## [THE PROBLEM]
Each record, word for word and stripped of pictures, is what the answer should contain.

## [EXERCISE INPUT]
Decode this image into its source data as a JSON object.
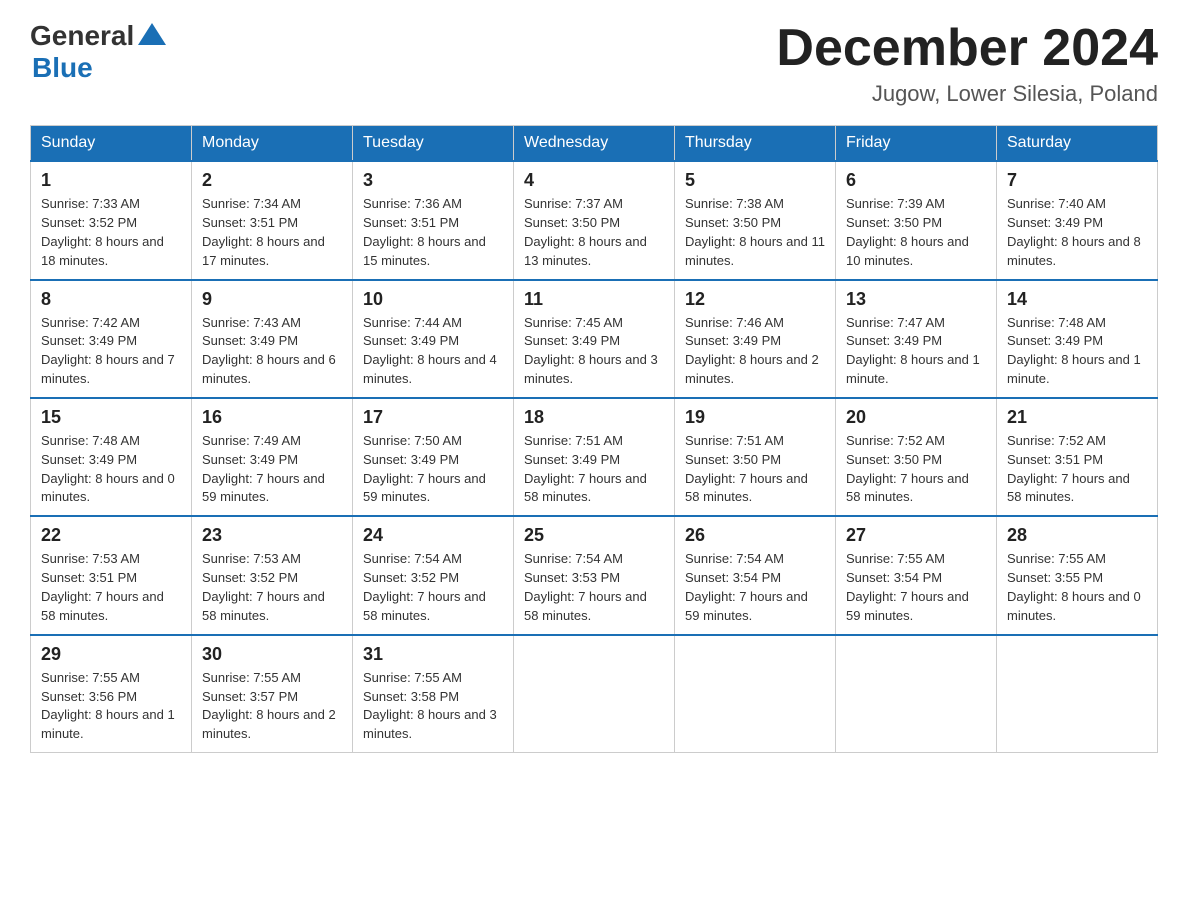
{
  "header": {
    "logo_general": "General",
    "logo_blue": "Blue",
    "month_title": "December 2024",
    "location": "Jugow, Lower Silesia, Poland"
  },
  "days_of_week": [
    "Sunday",
    "Monday",
    "Tuesday",
    "Wednesday",
    "Thursday",
    "Friday",
    "Saturday"
  ],
  "weeks": [
    [
      {
        "day": "1",
        "sunrise": "7:33 AM",
        "sunset": "3:52 PM",
        "daylight": "8 hours and 18 minutes."
      },
      {
        "day": "2",
        "sunrise": "7:34 AM",
        "sunset": "3:51 PM",
        "daylight": "8 hours and 17 minutes."
      },
      {
        "day": "3",
        "sunrise": "7:36 AM",
        "sunset": "3:51 PM",
        "daylight": "8 hours and 15 minutes."
      },
      {
        "day": "4",
        "sunrise": "7:37 AM",
        "sunset": "3:50 PM",
        "daylight": "8 hours and 13 minutes."
      },
      {
        "day": "5",
        "sunrise": "7:38 AM",
        "sunset": "3:50 PM",
        "daylight": "8 hours and 11 minutes."
      },
      {
        "day": "6",
        "sunrise": "7:39 AM",
        "sunset": "3:50 PM",
        "daylight": "8 hours and 10 minutes."
      },
      {
        "day": "7",
        "sunrise": "7:40 AM",
        "sunset": "3:49 PM",
        "daylight": "8 hours and 8 minutes."
      }
    ],
    [
      {
        "day": "8",
        "sunrise": "7:42 AM",
        "sunset": "3:49 PM",
        "daylight": "8 hours and 7 minutes."
      },
      {
        "day": "9",
        "sunrise": "7:43 AM",
        "sunset": "3:49 PM",
        "daylight": "8 hours and 6 minutes."
      },
      {
        "day": "10",
        "sunrise": "7:44 AM",
        "sunset": "3:49 PM",
        "daylight": "8 hours and 4 minutes."
      },
      {
        "day": "11",
        "sunrise": "7:45 AM",
        "sunset": "3:49 PM",
        "daylight": "8 hours and 3 minutes."
      },
      {
        "day": "12",
        "sunrise": "7:46 AM",
        "sunset": "3:49 PM",
        "daylight": "8 hours and 2 minutes."
      },
      {
        "day": "13",
        "sunrise": "7:47 AM",
        "sunset": "3:49 PM",
        "daylight": "8 hours and 1 minute."
      },
      {
        "day": "14",
        "sunrise": "7:48 AM",
        "sunset": "3:49 PM",
        "daylight": "8 hours and 1 minute."
      }
    ],
    [
      {
        "day": "15",
        "sunrise": "7:48 AM",
        "sunset": "3:49 PM",
        "daylight": "8 hours and 0 minutes."
      },
      {
        "day": "16",
        "sunrise": "7:49 AM",
        "sunset": "3:49 PM",
        "daylight": "7 hours and 59 minutes."
      },
      {
        "day": "17",
        "sunrise": "7:50 AM",
        "sunset": "3:49 PM",
        "daylight": "7 hours and 59 minutes."
      },
      {
        "day": "18",
        "sunrise": "7:51 AM",
        "sunset": "3:49 PM",
        "daylight": "7 hours and 58 minutes."
      },
      {
        "day": "19",
        "sunrise": "7:51 AM",
        "sunset": "3:50 PM",
        "daylight": "7 hours and 58 minutes."
      },
      {
        "day": "20",
        "sunrise": "7:52 AM",
        "sunset": "3:50 PM",
        "daylight": "7 hours and 58 minutes."
      },
      {
        "day": "21",
        "sunrise": "7:52 AM",
        "sunset": "3:51 PM",
        "daylight": "7 hours and 58 minutes."
      }
    ],
    [
      {
        "day": "22",
        "sunrise": "7:53 AM",
        "sunset": "3:51 PM",
        "daylight": "7 hours and 58 minutes."
      },
      {
        "day": "23",
        "sunrise": "7:53 AM",
        "sunset": "3:52 PM",
        "daylight": "7 hours and 58 minutes."
      },
      {
        "day": "24",
        "sunrise": "7:54 AM",
        "sunset": "3:52 PM",
        "daylight": "7 hours and 58 minutes."
      },
      {
        "day": "25",
        "sunrise": "7:54 AM",
        "sunset": "3:53 PM",
        "daylight": "7 hours and 58 minutes."
      },
      {
        "day": "26",
        "sunrise": "7:54 AM",
        "sunset": "3:54 PM",
        "daylight": "7 hours and 59 minutes."
      },
      {
        "day": "27",
        "sunrise": "7:55 AM",
        "sunset": "3:54 PM",
        "daylight": "7 hours and 59 minutes."
      },
      {
        "day": "28",
        "sunrise": "7:55 AM",
        "sunset": "3:55 PM",
        "daylight": "8 hours and 0 minutes."
      }
    ],
    [
      {
        "day": "29",
        "sunrise": "7:55 AM",
        "sunset": "3:56 PM",
        "daylight": "8 hours and 1 minute."
      },
      {
        "day": "30",
        "sunrise": "7:55 AM",
        "sunset": "3:57 PM",
        "daylight": "8 hours and 2 minutes."
      },
      {
        "day": "31",
        "sunrise": "7:55 AM",
        "sunset": "3:58 PM",
        "daylight": "8 hours and 3 minutes."
      },
      null,
      null,
      null,
      null
    ]
  ],
  "labels": {
    "sunrise": "Sunrise:",
    "sunset": "Sunset:",
    "daylight": "Daylight:"
  }
}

## [TASK RESULT]
Decode this image into its source data as a JSON object.
{
  "header": {
    "logo_general": "General",
    "logo_blue": "Blue",
    "month_title": "December 2024",
    "location": "Jugow, Lower Silesia, Poland"
  },
  "days_of_week": [
    "Sunday",
    "Monday",
    "Tuesday",
    "Wednesday",
    "Thursday",
    "Friday",
    "Saturday"
  ],
  "weeks": [
    [
      {
        "day": "1",
        "sunrise": "7:33 AM",
        "sunset": "3:52 PM",
        "daylight": "8 hours and 18 minutes."
      },
      {
        "day": "2",
        "sunrise": "7:34 AM",
        "sunset": "3:51 PM",
        "daylight": "8 hours and 17 minutes."
      },
      {
        "day": "3",
        "sunrise": "7:36 AM",
        "sunset": "3:51 PM",
        "daylight": "8 hours and 15 minutes."
      },
      {
        "day": "4",
        "sunrise": "7:37 AM",
        "sunset": "3:50 PM",
        "daylight": "8 hours and 13 minutes."
      },
      {
        "day": "5",
        "sunrise": "7:38 AM",
        "sunset": "3:50 PM",
        "daylight": "8 hours and 11 minutes."
      },
      {
        "day": "6",
        "sunrise": "7:39 AM",
        "sunset": "3:50 PM",
        "daylight": "8 hours and 10 minutes."
      },
      {
        "day": "7",
        "sunrise": "7:40 AM",
        "sunset": "3:49 PM",
        "daylight": "8 hours and 8 minutes."
      }
    ],
    [
      {
        "day": "8",
        "sunrise": "7:42 AM",
        "sunset": "3:49 PM",
        "daylight": "8 hours and 7 minutes."
      },
      {
        "day": "9",
        "sunrise": "7:43 AM",
        "sunset": "3:49 PM",
        "daylight": "8 hours and 6 minutes."
      },
      {
        "day": "10",
        "sunrise": "7:44 AM",
        "sunset": "3:49 PM",
        "daylight": "8 hours and 4 minutes."
      },
      {
        "day": "11",
        "sunrise": "7:45 AM",
        "sunset": "3:49 PM",
        "daylight": "8 hours and 3 minutes."
      },
      {
        "day": "12",
        "sunrise": "7:46 AM",
        "sunset": "3:49 PM",
        "daylight": "8 hours and 2 minutes."
      },
      {
        "day": "13",
        "sunrise": "7:47 AM",
        "sunset": "3:49 PM",
        "daylight": "8 hours and 1 minute."
      },
      {
        "day": "14",
        "sunrise": "7:48 AM",
        "sunset": "3:49 PM",
        "daylight": "8 hours and 1 minute."
      }
    ],
    [
      {
        "day": "15",
        "sunrise": "7:48 AM",
        "sunset": "3:49 PM",
        "daylight": "8 hours and 0 minutes."
      },
      {
        "day": "16",
        "sunrise": "7:49 AM",
        "sunset": "3:49 PM",
        "daylight": "7 hours and 59 minutes."
      },
      {
        "day": "17",
        "sunrise": "7:50 AM",
        "sunset": "3:49 PM",
        "daylight": "7 hours and 59 minutes."
      },
      {
        "day": "18",
        "sunrise": "7:51 AM",
        "sunset": "3:49 PM",
        "daylight": "7 hours and 58 minutes."
      },
      {
        "day": "19",
        "sunrise": "7:51 AM",
        "sunset": "3:50 PM",
        "daylight": "7 hours and 58 minutes."
      },
      {
        "day": "20",
        "sunrise": "7:52 AM",
        "sunset": "3:50 PM",
        "daylight": "7 hours and 58 minutes."
      },
      {
        "day": "21",
        "sunrise": "7:52 AM",
        "sunset": "3:51 PM",
        "daylight": "7 hours and 58 minutes."
      }
    ],
    [
      {
        "day": "22",
        "sunrise": "7:53 AM",
        "sunset": "3:51 PM",
        "daylight": "7 hours and 58 minutes."
      },
      {
        "day": "23",
        "sunrise": "7:53 AM",
        "sunset": "3:52 PM",
        "daylight": "7 hours and 58 minutes."
      },
      {
        "day": "24",
        "sunrise": "7:54 AM",
        "sunset": "3:52 PM",
        "daylight": "7 hours and 58 minutes."
      },
      {
        "day": "25",
        "sunrise": "7:54 AM",
        "sunset": "3:53 PM",
        "daylight": "7 hours and 58 minutes."
      },
      {
        "day": "26",
        "sunrise": "7:54 AM",
        "sunset": "3:54 PM",
        "daylight": "7 hours and 59 minutes."
      },
      {
        "day": "27",
        "sunrise": "7:55 AM",
        "sunset": "3:54 PM",
        "daylight": "7 hours and 59 minutes."
      },
      {
        "day": "28",
        "sunrise": "7:55 AM",
        "sunset": "3:55 PM",
        "daylight": "8 hours and 0 minutes."
      }
    ],
    [
      {
        "day": "29",
        "sunrise": "7:55 AM",
        "sunset": "3:56 PM",
        "daylight": "8 hours and 1 minute."
      },
      {
        "day": "30",
        "sunrise": "7:55 AM",
        "sunset": "3:57 PM",
        "daylight": "8 hours and 2 minutes."
      },
      {
        "day": "31",
        "sunrise": "7:55 AM",
        "sunset": "3:58 PM",
        "daylight": "8 hours and 3 minutes."
      },
      null,
      null,
      null,
      null
    ]
  ],
  "labels": {
    "sunrise": "Sunrise:",
    "sunset": "Sunset:",
    "daylight": "Daylight:"
  }
}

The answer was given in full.